By S. Kent Brown
The Birth of John
Luke’s Gospel does not spell out how long Zacharias and Elisabeth wait for the birth of their son following the angel’s announcement. But hints exist that offer an approximate time of when he is born. The first hint is that Jesus is born in the late winter or early spring of the year. This observation arises from Luke’s note that “shepherds [were] abiding in the field, keeping watch over their flock by night” (Luke 2:8). The key lies in the phrase “by night” which is a clear pointer to the lambing season when the adults spend nights with the expectant ewes in their flock to assist with the births of new lambs. At other times of the year, the youthful children in the family are assigned to be with the sheep, as young David is (1 Samuel 16:11). A second indicator has to do with the relative ages of Jesus and his older cousin John. When the angel Gabriel comes to Mary, Elisabeth is about five and a half months pregnant. That is the meaning of “the sixth month” (Luke 1:36). In this light, John’s birth occurs the prior October or perhaps late September. Continue reading

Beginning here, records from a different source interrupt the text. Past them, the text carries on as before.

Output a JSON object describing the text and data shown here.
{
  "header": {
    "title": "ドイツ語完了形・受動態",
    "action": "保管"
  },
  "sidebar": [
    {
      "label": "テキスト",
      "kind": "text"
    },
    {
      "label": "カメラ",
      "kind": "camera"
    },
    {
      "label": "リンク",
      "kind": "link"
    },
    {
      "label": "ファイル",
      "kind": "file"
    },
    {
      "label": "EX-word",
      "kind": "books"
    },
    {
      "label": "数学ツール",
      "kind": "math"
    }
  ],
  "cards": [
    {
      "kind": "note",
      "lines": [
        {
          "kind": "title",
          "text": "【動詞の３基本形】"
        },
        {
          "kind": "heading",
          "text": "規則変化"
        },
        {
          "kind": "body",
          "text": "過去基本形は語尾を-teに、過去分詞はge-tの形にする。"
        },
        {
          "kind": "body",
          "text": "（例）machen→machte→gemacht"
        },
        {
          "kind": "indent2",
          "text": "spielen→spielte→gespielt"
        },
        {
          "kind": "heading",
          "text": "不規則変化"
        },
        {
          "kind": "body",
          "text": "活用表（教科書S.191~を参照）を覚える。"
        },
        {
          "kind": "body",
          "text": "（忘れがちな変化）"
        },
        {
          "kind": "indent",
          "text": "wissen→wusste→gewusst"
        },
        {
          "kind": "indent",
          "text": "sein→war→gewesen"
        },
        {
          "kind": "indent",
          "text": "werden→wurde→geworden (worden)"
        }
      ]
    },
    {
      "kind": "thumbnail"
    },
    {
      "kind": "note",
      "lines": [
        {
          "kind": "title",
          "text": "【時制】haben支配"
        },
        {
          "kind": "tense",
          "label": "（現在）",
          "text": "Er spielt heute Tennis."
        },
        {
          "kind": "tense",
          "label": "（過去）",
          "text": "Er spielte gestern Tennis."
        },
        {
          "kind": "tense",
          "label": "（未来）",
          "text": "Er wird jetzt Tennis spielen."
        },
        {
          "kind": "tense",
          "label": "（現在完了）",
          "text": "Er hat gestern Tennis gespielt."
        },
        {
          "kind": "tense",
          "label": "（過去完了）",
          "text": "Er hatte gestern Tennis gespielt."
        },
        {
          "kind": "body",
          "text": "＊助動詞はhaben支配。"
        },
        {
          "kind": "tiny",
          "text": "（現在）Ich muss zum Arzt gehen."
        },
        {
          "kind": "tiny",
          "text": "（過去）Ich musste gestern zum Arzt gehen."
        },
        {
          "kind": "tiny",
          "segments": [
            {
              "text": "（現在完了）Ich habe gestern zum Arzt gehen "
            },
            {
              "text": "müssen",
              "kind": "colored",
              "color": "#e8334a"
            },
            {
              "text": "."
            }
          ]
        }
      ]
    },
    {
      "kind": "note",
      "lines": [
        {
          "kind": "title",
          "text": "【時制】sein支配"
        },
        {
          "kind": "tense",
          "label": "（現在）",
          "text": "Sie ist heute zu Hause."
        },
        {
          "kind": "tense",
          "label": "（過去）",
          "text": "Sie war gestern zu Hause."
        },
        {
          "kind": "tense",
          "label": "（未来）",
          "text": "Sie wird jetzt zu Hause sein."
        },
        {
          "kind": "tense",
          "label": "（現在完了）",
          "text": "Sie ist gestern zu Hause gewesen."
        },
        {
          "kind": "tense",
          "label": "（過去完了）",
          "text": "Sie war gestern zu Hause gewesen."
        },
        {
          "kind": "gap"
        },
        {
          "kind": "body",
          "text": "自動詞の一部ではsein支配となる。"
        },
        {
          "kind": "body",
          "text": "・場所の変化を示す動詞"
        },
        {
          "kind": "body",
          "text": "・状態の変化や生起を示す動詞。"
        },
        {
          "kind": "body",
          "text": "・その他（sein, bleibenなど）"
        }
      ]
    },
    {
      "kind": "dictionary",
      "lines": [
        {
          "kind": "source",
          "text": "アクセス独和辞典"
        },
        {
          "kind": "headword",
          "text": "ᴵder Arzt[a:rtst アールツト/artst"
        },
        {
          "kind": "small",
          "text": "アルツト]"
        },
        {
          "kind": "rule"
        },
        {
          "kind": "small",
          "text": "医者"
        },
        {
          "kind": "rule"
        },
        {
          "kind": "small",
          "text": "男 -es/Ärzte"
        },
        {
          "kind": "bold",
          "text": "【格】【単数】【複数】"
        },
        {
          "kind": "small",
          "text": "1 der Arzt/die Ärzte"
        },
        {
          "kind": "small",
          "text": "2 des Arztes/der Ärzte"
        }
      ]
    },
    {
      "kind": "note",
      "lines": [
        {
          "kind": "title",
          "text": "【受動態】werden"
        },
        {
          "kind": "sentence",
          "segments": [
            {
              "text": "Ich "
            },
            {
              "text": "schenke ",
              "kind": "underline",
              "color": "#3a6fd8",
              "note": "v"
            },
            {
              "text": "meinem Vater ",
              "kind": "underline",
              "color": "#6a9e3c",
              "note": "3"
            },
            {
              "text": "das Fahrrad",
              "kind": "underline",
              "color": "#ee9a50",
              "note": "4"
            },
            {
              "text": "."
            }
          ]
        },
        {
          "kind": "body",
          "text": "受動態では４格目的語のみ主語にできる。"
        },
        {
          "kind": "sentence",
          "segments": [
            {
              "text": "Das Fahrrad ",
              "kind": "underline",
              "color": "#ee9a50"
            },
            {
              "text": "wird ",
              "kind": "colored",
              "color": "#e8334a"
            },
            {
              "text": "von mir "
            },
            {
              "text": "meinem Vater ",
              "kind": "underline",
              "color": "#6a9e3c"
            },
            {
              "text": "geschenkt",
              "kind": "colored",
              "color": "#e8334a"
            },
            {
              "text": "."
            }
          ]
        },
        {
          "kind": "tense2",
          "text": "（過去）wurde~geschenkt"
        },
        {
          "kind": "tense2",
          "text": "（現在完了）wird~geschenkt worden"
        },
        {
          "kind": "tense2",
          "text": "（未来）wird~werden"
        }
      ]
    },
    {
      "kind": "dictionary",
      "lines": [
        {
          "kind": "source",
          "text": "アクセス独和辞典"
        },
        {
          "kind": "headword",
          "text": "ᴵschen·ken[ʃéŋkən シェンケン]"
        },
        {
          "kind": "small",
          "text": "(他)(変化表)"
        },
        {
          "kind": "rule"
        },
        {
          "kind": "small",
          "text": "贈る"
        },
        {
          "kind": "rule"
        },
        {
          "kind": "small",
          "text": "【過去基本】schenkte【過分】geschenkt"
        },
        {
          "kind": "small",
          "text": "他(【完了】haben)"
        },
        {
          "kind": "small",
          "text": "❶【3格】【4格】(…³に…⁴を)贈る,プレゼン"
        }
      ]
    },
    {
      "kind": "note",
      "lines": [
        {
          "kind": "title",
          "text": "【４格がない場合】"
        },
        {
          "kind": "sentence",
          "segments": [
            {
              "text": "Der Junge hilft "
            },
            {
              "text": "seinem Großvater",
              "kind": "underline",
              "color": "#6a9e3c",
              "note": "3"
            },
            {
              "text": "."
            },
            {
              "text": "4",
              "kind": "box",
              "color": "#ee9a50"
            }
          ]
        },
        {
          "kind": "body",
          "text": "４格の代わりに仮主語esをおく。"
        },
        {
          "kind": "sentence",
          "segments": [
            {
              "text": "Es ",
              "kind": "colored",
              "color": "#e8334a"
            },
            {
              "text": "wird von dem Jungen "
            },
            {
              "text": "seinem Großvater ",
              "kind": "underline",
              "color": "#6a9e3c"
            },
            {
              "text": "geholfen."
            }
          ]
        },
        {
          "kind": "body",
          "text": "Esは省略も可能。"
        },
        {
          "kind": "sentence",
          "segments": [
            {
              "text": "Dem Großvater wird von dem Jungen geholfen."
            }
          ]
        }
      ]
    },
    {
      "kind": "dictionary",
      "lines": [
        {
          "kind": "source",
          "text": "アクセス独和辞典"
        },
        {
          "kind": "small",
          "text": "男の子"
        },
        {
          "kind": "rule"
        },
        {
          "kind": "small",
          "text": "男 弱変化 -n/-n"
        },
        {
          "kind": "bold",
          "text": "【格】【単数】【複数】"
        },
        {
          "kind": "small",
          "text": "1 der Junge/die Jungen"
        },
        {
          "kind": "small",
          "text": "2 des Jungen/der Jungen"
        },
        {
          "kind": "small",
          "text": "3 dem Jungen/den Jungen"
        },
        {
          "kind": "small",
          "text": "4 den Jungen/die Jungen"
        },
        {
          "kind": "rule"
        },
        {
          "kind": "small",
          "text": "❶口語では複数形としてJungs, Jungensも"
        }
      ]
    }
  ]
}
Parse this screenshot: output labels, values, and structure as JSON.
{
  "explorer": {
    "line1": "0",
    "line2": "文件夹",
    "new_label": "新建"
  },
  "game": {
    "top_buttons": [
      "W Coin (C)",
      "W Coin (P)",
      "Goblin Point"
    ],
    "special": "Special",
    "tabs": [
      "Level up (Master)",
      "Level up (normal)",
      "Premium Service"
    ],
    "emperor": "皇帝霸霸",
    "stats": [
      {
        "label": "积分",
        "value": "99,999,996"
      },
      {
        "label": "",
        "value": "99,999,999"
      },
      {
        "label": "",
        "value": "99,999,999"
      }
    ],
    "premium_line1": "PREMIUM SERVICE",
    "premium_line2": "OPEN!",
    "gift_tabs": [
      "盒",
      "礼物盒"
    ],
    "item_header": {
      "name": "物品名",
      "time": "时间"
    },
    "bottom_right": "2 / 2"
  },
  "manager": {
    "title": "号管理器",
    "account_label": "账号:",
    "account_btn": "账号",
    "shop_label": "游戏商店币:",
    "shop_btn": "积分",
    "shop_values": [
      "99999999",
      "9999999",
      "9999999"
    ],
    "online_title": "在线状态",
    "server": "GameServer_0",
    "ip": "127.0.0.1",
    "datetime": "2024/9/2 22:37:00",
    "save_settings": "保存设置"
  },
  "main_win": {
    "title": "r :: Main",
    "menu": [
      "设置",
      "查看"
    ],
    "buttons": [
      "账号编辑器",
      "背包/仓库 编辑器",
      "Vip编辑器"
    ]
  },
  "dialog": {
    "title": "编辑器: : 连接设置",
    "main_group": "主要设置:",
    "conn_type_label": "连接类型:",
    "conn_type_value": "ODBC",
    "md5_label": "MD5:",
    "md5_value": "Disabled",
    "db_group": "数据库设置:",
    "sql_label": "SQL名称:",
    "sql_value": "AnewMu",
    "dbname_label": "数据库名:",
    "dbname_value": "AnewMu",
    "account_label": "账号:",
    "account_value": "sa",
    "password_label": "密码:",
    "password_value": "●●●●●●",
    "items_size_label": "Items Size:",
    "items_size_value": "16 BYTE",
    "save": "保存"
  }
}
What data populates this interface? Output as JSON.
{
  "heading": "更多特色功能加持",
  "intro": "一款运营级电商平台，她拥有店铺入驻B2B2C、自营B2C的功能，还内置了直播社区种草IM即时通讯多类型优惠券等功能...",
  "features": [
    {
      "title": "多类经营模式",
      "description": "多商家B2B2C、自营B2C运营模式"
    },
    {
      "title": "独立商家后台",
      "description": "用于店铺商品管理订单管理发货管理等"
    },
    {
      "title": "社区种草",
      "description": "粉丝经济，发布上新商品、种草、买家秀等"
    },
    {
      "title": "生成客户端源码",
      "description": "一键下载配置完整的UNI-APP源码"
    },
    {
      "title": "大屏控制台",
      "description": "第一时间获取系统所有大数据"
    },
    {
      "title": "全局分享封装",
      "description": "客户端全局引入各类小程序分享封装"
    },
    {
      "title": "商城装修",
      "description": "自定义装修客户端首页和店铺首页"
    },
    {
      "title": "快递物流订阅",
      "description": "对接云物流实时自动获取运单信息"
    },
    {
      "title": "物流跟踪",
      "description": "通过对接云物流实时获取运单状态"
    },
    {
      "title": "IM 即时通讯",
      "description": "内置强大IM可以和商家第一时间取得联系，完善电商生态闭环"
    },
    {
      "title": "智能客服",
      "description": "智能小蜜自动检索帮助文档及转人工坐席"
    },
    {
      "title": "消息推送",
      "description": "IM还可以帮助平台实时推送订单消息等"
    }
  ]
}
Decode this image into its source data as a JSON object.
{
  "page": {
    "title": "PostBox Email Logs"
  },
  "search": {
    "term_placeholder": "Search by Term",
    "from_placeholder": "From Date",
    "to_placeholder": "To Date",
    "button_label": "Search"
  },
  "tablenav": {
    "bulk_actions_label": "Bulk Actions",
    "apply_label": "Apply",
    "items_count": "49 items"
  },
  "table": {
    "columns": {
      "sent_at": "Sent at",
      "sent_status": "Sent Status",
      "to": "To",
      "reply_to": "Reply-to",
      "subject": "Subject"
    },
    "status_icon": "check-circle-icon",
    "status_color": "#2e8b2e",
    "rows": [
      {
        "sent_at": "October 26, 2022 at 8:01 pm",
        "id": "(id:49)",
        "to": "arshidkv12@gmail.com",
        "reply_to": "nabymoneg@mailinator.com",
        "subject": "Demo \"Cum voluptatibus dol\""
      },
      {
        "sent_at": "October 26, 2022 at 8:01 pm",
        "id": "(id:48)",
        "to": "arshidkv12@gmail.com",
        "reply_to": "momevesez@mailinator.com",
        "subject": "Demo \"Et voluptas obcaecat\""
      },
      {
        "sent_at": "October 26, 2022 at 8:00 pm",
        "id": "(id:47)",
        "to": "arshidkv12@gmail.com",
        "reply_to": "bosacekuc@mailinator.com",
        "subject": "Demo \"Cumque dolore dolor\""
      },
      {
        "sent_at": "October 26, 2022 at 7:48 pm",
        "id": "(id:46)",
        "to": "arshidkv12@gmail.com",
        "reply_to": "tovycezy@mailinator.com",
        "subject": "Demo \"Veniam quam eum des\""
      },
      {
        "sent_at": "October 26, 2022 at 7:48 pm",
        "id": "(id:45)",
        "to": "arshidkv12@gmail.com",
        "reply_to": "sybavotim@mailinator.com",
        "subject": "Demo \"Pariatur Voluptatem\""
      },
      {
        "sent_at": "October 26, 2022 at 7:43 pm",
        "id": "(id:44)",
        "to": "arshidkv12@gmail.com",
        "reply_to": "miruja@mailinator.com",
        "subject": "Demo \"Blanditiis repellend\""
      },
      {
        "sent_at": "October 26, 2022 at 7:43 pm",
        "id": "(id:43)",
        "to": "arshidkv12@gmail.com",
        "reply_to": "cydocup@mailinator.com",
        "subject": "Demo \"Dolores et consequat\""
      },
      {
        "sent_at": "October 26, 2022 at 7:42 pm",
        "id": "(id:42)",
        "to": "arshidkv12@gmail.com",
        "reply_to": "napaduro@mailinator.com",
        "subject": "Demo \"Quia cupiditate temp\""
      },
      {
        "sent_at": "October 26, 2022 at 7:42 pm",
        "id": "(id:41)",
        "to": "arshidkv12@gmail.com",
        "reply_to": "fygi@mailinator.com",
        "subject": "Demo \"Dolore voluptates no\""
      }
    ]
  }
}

By S. Kent Brown
We don’t know how Zacharias communicates his news to Elisabeth. If she is present in the temple grounds that day for his big moment, which is likely, she will soon learn what has happened to him. If she is home, then the possibilities become more complex. As the angel warns him, he loses his ability to talk (Luke 1:20, 22). In addition, as we learn later in the story, he loses his ability to hear (Luke 1:62). Presuming that Elisabeth is as most other women in her society, she is illiterate. Zacharias may make signs to her, even touching her stomach. Or he may go to a relative or close friend who is literate and to whom he can write a message. Of course, by the time John is born, she knows. Continue reading
The Angel Comes to the Priest Zacharias
When Zacharias goes into the temple to offer incense, he is entering the Sanctuary, which is distinct from the larger temple grounds, as indicated by the Greek term naos (in Luke 1:9), which usually points to the Sanctuary (compare Luke 23:45; Revelation 11:2). According to the Mishnah, which is a compilation of Jewish laws dating from the era before A.D. 200, a priest is allowed only once during his lifetime to light the incense. This lighting takes place twice a day at the temple, once in the morning and once about three o’clock in the afternoon in connection with the offering of the morning and evening sacrifices and the times of prayer (1 Chronicles 16:40; Acts 3:1). Because of the large number of priests, a person is selected by the casting of lots. Hence, this occasion is the most important in Zacharias’s long years of service at the temple.
The King James text says that “there appeared unto [Zacharias] an angel” (Luke 1:11). The
verb is in the passive and means “an angel was seen [by Zacharias].” There is no sense of vision or dream or divinely imposed distance between the angel and the priest. Zacharias sees the angel in a firsthand, sensory way. Luke writes that the angel stands “on the right side of the altar of incense.” Here he writes from the angel’s point of view. It is the altar’s right side. Exactly in front of the temple’s veil stands the incense altar; to Zacharias’s right, or on the north, as he approaches the altar, stands the table of the shewbread, where the twelve loaves of bread sit; to Zacharias’s left rests the large candelabrum or Menorah. The angel stands between the altar and the Menorah, between the cloud of smoke and the light, symbols of the Lord’s covenant with Abraham and of His presence among the Hebrews during the Exodus (Genesis 15:10–11, 17–18; Exodus 13:21–22). Moreover, the angel stands on the south or right side of the altar, the side of promise and blessing. This position characterizes his message to Zacharias. Because of the Israelites’ orientation toward the east—the doors of the sanctuary were on its east side, for instance—the right hand is on the south. If the angel had appeared on the north side of the altar, it would have signaled bad news for Zacharias. Continue reading
by S. Kent Brown Continue reading
By John W. Welch Continue reading